Thursday, January 19, 2012

-Trip Report- Doublehead Mountain: Thin Crusts Are For Pizzas (January 2012)

There are some days when you know the trip down is going to be more work than the climb up; days where your knees ache just looking at the snow pack;  days where you feel like you're skiing in a straightjacket.

Those are the days of the thin crust.  And I'm not talking pizza.

The look of someone who knows they are totally F***d
on the descent.
It was already mid-January and the abysmally low snowpack had thus far prevented me from venturing off-piste for a backcountry tour.  I was getting desperate.

A moderate storm and a trip to my favorite winter weekend destination: North Conway, was just the cure needed.  When I first planned on heading to North Conway, I briefly considered a run up to Tuckerman’s and a ride down the Sherburne.  However, I figured Washington would probably be busy given it was the MLK holiday weekend.  So I set my sights on Doublehead instead.

The view East.  Better than the view in the
Mentioned by Goodman in his Backcountry Bible, I had long been curious to check it out.  Doublehead is situated only a fifteen minute drive and a little more than a stone’s throw from Black Mountain.   The humming lifts at Black remind you that you’re not far from civilization as you set off from the easy access trailhead.

Adding to the “side-country” feel, Doublehead seems to get plenty of traffic.  Far from an untracked bushwhack to North Twin, this tour had the feel more akin to Greylock and Cardigan.

Like Greylock and Cardigan, Doublehead features a wide ski trail that runs all the way up to the top of the mountain.  This makes for great piste-like skiing, and the combat skiing that comes with places like Welch-Dickey and Monadnock isn’t necessary.

Doublehead cabin: no valet parking.
I arrived in the late morning to an empty trailhead and had dreams of untracked powder.   Unfortunately, the mountain hadn’t seen snow in a couple of days, and in that time there had been plenty of skiers, snowshoers and cold air, leaving hard-set tracks in the trail.  I could tell in the first fifty yards that the skin up would be the easy part of my tour.

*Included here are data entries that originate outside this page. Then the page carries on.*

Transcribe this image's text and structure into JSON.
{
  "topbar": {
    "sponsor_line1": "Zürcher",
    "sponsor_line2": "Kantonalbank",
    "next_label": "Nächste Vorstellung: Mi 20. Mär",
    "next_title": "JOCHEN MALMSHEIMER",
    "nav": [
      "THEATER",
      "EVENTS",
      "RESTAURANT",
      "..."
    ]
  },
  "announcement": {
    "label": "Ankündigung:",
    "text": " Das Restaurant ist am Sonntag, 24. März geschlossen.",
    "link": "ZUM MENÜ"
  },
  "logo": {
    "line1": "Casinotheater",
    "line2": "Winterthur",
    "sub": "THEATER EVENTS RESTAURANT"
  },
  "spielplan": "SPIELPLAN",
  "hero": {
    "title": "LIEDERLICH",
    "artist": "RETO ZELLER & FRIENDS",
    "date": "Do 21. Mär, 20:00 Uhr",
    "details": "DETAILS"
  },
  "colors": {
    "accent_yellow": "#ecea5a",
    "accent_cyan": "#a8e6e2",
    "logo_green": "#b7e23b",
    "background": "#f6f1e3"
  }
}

The air was warm (twenty degrees) in comparison to the previous few days, and I quickly shed layers trying to keep from sweating.  The relatively easy pitch only required a few switchback sections and the most difficult part of my climb was the mental battle of keeping my pace down to avoid getting drenched.  Given that I didn’t have to cut first tracks, I was to the top in about a half an hour.  There I found a locked cabin, an outhouse and some excellent views.

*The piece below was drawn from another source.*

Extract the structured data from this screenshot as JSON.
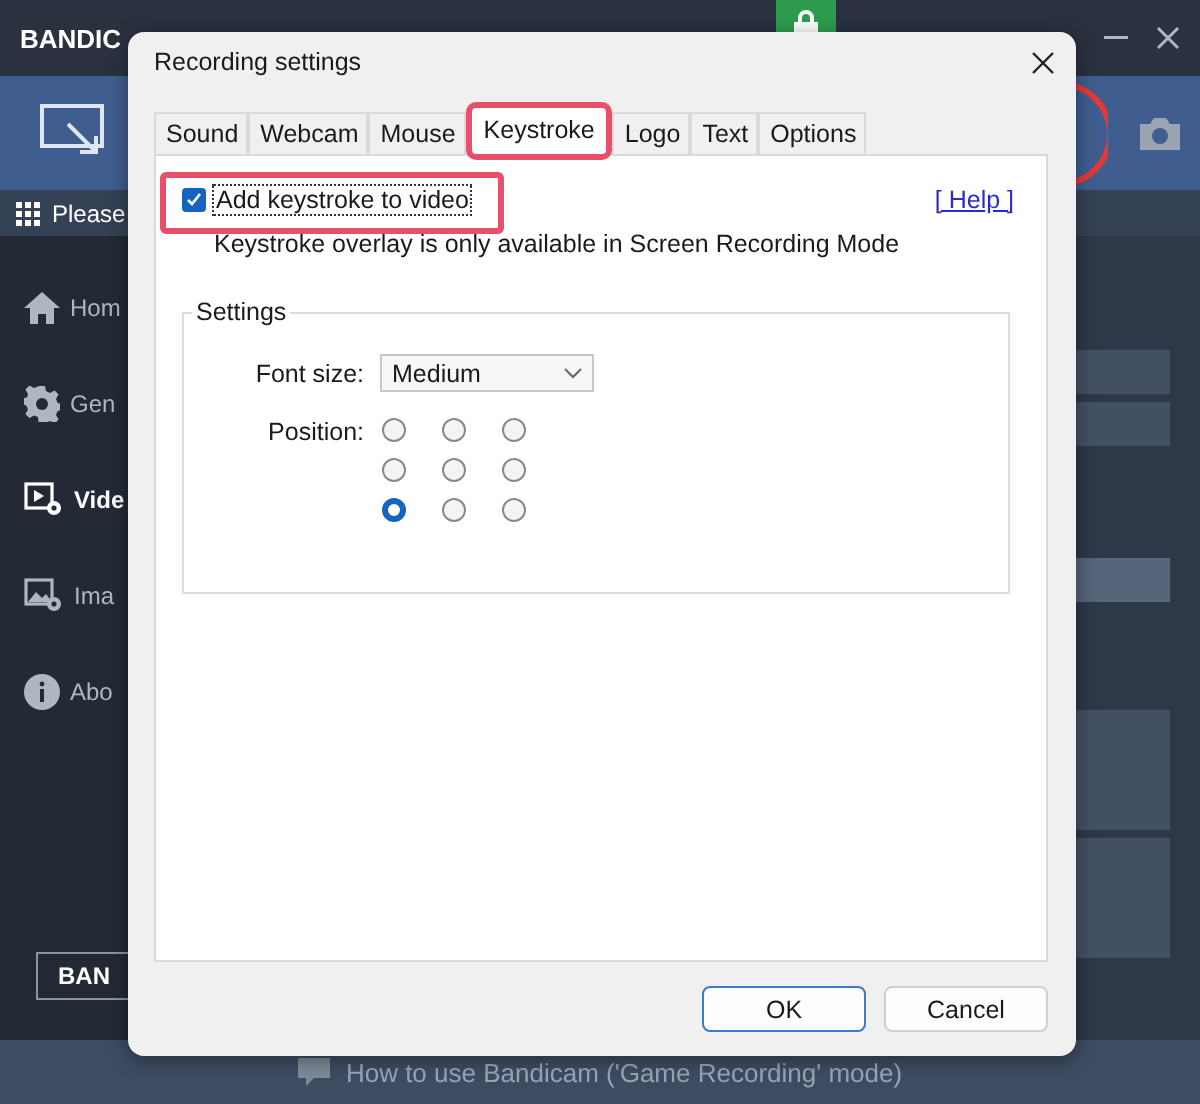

I soaked in the view of Mt. Washington to the West as well as a view of Maine to the East and readied myself for the descent.   

Not a bad view from the cabin.
Not since my battle with the snowpack on Monadnock a year earlier, had I worked so hard on going DOWN the mountain.  Where the snow hadn’t been tracked down and frozen there was a thin crust above about a foot of powder.  I alternated between racing down the frozen tracks to plowing through the crusty powder to check my speed.   Because of the crust, it was hard to get the back ends of my skis around on most turns:  kinda like skiing in a straightjacket.  To counter this, I jumped and bounced off of the various rocks, stumps and other terrain features to make mid-air turns.

While the conditions weren't ideal, I got a good chance to see all that Doublehead has to offer.  The trails needed only a few more inches of fresh powder to make for smoother turning.

In the end, I see Doublehead as an especially good mountain for cutting teeth on backcountry skiing.  The close proximity to rental options in North Conway, a wide trail, and a cabin for a comfortable overnight stay provide the perfect setting for an exploratory day tour, or that first night on the mountain.

Just make sure you get there early on a powder day.

Here's the video evidence:


  1. wow that really gave good view of the snow conditions. it must have killed you to go by all those open trees by the side. myself i would have probably gone down most of that on my as*.

    1. I had to do a lot of editing to cut out all the parts with me slicing into the woods to stop. I'd be curious to see how the glades between the ski and hiking trail look sometime when there's a little more snow.